    “I never get tired of looking at my fabric. It’s like looking at a beautiful garden that never goes to seed.”

    Yeah!

  7. 9

    says

    for me quilting is peaceful. I can sew and sew with no thought but what I am doing at the time and what do I have to do next. I discovered this when my family made a quilt for my Mom and Dad’s 40th ann. They got it on their 45th cause nothing gets done on time when you have to wait for 7 more blocks to come in and the boy’s [4] didn’t all have wives to help them out.. everyone finally made a block and I put the rest of the quilt together.. when it was done I became aware that it was the most content I had felt in a long time. I was hooked I wanted that feeling again..
    Katie

  8. 10

    Peggy says
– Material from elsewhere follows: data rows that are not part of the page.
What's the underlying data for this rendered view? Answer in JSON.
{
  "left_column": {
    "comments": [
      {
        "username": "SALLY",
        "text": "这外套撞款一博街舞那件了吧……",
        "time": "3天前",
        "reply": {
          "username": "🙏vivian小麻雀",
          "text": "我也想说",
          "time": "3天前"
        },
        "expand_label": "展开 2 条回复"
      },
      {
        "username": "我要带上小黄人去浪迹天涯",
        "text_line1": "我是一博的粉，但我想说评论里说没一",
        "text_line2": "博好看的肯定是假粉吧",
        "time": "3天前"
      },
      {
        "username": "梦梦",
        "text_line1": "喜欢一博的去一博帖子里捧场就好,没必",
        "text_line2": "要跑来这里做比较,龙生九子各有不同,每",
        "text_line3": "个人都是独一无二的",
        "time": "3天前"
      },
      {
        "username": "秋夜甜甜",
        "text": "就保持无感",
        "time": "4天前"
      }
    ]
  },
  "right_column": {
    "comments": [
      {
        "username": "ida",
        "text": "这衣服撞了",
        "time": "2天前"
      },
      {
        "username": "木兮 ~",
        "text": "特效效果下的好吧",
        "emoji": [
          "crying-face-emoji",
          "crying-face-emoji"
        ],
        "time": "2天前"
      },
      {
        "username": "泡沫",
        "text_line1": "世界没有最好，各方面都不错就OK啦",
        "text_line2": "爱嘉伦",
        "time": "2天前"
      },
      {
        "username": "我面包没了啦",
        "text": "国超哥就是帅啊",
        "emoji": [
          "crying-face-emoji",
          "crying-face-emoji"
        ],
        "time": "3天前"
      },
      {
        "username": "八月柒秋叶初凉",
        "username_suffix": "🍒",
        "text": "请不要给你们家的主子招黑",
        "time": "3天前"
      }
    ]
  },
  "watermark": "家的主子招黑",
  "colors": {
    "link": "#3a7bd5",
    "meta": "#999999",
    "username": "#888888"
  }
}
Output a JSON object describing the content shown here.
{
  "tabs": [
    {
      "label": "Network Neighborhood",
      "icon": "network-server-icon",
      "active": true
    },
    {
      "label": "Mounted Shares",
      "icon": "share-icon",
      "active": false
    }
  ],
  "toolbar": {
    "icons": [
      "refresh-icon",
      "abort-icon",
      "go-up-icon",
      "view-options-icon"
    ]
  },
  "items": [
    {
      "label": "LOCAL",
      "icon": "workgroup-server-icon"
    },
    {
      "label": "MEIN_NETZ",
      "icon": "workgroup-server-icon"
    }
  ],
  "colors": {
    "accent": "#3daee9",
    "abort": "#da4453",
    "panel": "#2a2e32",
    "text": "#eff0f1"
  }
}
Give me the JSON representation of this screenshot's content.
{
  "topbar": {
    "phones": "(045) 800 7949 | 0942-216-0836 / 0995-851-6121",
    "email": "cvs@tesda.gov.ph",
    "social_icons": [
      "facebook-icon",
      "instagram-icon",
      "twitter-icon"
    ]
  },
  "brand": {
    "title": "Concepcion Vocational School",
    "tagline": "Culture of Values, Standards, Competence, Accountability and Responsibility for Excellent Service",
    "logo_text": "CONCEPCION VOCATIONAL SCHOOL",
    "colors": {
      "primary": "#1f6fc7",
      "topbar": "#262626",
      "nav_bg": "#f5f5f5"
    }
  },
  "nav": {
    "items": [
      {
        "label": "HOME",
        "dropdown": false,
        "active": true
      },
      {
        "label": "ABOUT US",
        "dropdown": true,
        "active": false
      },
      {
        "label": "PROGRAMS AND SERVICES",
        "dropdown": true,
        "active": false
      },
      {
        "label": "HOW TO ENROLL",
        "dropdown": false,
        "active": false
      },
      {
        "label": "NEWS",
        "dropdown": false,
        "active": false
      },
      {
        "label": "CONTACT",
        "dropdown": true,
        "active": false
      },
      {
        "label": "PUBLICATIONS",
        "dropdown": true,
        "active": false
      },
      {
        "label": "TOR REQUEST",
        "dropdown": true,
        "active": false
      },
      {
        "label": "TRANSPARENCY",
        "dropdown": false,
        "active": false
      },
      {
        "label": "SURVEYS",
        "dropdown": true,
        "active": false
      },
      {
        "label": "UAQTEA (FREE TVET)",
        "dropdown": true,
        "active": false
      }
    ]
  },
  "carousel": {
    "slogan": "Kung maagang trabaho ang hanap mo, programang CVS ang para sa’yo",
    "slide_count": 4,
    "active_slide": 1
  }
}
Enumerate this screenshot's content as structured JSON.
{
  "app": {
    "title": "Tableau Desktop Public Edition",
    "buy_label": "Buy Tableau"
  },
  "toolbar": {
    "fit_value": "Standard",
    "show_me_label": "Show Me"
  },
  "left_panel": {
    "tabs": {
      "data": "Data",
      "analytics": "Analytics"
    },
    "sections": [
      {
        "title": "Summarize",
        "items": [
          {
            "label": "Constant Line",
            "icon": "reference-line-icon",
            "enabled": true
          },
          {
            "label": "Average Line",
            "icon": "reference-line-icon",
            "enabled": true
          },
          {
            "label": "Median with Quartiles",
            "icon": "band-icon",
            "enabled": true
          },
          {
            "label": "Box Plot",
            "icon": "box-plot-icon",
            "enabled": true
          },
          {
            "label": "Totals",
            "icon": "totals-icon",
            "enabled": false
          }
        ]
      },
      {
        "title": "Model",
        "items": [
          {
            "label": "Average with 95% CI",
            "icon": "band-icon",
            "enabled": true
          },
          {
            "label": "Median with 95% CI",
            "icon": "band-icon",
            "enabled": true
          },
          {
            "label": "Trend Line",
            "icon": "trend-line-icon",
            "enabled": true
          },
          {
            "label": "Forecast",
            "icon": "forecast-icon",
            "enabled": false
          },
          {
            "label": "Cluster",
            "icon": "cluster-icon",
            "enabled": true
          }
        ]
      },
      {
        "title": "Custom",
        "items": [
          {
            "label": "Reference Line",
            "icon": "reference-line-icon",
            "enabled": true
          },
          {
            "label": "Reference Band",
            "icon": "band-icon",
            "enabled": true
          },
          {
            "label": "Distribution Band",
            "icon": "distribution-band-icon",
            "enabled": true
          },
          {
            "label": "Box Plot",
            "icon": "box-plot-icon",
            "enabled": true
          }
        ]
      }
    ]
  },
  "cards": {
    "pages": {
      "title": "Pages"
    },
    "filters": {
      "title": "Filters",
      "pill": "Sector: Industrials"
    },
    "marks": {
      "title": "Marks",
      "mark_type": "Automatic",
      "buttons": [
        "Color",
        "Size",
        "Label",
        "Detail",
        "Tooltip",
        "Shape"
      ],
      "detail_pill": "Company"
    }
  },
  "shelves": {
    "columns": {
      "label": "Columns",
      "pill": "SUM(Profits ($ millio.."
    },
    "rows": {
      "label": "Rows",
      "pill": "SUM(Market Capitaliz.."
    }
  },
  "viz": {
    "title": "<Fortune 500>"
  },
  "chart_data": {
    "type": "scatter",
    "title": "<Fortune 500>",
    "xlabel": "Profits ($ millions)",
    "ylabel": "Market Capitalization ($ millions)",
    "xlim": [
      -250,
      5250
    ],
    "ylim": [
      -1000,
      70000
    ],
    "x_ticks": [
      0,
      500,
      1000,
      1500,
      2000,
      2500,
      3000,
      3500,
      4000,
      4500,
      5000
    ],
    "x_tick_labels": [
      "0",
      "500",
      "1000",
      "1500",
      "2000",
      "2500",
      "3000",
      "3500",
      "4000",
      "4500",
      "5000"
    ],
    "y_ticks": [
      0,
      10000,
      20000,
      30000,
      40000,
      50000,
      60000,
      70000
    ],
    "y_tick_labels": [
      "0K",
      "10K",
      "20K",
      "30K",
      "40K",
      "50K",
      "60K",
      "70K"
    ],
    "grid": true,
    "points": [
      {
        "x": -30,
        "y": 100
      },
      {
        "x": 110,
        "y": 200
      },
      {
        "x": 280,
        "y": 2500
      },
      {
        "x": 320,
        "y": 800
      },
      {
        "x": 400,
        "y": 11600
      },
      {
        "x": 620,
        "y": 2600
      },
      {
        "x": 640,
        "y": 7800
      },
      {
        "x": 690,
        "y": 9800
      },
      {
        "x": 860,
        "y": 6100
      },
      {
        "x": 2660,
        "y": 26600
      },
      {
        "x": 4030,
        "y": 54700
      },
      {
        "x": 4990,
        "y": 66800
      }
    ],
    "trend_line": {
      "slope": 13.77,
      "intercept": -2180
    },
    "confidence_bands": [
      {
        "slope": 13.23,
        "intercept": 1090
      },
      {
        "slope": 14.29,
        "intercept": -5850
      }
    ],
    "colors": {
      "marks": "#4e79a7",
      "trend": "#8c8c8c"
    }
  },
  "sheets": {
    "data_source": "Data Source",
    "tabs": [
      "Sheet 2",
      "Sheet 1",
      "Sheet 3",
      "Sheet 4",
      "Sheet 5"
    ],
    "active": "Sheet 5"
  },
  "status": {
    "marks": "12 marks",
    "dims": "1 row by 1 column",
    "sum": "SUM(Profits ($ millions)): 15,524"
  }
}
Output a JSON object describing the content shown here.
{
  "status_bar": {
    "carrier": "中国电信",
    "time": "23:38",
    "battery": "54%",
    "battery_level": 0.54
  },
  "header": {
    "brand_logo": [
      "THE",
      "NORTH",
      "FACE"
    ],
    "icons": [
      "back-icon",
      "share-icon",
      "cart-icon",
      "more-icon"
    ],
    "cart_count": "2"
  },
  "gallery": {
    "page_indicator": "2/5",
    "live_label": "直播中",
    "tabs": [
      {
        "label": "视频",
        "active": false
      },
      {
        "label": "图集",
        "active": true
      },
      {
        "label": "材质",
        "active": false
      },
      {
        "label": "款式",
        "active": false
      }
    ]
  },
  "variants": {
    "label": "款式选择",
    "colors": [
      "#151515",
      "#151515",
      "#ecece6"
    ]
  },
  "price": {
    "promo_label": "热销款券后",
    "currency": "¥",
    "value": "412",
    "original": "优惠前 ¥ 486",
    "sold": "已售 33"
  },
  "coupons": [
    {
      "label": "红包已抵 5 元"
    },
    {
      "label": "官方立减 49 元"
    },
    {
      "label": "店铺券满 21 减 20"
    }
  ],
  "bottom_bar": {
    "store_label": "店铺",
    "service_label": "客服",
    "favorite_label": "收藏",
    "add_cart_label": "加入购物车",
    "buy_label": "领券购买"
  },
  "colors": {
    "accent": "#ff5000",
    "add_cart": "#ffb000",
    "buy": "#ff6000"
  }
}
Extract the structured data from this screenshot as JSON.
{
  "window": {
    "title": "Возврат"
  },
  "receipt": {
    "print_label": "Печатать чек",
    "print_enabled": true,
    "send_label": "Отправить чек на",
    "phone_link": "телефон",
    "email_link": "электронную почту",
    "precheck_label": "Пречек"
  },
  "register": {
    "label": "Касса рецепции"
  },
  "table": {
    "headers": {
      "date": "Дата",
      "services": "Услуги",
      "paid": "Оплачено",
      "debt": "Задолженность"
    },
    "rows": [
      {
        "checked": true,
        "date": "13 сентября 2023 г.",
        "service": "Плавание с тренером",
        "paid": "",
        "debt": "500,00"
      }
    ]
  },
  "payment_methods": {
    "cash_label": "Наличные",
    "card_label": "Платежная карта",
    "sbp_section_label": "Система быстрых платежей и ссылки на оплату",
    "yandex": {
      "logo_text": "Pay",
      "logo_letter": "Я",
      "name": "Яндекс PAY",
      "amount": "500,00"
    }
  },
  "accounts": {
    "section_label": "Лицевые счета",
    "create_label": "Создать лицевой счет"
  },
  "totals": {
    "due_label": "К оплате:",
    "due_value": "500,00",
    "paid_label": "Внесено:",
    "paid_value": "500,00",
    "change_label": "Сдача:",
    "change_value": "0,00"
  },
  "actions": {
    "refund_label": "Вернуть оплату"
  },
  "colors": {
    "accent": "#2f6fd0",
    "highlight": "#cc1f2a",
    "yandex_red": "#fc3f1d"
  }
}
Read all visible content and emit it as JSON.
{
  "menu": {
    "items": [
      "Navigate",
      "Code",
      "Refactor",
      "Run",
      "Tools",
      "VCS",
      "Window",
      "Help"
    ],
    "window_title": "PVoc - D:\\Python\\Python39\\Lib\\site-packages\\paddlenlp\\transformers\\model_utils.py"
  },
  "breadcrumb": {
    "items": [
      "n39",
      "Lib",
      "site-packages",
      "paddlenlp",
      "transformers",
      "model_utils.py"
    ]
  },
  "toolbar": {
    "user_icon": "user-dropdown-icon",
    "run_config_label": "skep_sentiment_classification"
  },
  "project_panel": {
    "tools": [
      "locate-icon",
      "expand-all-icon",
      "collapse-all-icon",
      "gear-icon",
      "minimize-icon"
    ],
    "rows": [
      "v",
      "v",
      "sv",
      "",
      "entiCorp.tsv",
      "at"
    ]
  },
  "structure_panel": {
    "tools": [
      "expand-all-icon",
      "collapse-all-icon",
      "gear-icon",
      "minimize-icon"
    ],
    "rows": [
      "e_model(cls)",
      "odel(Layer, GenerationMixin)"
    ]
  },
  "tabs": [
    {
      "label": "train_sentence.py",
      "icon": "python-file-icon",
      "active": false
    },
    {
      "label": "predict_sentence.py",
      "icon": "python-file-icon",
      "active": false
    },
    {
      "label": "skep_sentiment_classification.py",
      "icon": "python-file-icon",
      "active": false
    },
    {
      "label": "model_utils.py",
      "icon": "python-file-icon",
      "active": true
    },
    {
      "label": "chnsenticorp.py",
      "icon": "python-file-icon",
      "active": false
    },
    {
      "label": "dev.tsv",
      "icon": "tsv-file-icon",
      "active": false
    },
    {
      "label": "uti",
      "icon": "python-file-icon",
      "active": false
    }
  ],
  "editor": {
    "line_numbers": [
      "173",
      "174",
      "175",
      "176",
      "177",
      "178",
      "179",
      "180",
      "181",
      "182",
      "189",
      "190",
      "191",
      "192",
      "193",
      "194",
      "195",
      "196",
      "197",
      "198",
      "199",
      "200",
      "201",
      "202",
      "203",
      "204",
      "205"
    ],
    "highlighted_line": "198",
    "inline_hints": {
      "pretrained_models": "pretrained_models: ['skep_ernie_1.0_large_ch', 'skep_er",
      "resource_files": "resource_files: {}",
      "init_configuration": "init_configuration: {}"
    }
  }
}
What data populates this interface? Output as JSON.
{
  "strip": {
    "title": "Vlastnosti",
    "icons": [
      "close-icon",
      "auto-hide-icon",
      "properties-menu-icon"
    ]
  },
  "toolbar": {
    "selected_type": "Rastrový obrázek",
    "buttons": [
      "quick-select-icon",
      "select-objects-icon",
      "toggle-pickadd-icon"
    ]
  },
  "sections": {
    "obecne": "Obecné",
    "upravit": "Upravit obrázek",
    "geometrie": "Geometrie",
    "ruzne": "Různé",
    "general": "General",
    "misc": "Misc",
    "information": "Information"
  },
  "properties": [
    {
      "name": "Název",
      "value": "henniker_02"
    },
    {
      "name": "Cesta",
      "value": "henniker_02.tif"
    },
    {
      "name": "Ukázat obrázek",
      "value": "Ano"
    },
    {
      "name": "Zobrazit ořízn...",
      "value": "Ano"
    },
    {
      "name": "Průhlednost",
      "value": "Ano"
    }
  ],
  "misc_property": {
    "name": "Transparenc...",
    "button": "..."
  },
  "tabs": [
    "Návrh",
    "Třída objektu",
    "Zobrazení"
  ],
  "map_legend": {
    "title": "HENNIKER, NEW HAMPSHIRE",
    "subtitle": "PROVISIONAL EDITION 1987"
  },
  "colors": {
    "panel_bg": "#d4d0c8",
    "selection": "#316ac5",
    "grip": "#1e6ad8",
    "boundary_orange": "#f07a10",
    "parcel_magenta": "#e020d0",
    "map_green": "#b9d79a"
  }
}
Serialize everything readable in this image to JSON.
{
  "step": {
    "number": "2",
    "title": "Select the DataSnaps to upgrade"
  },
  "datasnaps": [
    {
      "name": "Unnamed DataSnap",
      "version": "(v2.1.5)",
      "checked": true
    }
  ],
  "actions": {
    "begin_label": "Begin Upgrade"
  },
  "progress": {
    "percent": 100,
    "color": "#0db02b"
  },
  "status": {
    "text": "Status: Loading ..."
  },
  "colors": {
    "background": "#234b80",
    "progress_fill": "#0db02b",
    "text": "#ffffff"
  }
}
    I agree with all you said, can’t sit still, can’t knit long or crochet. Used to cross stitch but those got so small couldn’t see them. I even read or stitch in car when traveling. Seems like a waste of time to sit and do nothing.
    I love all your quilts and look forward to having you at our guild one of these days. Keep up the beautiful work.
    I would love to learn to knit socks. Think theres a chance. Don’t have a clue where to start.

  9. 11

    Sherry says

    Yes, that is one scary bridge – Last month we traveled from Southern California to Florida, with a truck and fifth-wheel trailer. I will never forget what if felt like going up it!

  10. 12

    Cindy B says

    That is one horrible bridge to have to cross! I would not want to drive over that at all. I don’t give flat bridges a thought but this looks like a roller coaster ride! No wonder you don’t like bridges, I would be a basket case if I had to drive over that.

  11. 13

    says

    You’re not kidding that bridge is scarry. Anytime I have driven over it, my knuckles are completely white by the time I get across it. I completely hand pieced and hand quilted my very first quilt, too. 😉

  12. 14

    Jessica says

    I stumbled on your blog via pinterest (link for handcream) and clicked on the photo of the infamous I10 bridge. I am fron Lake Charles and glad to know you got your start in our wonderful city. I am looking for a place to take quilting classes. Thanks for sharing!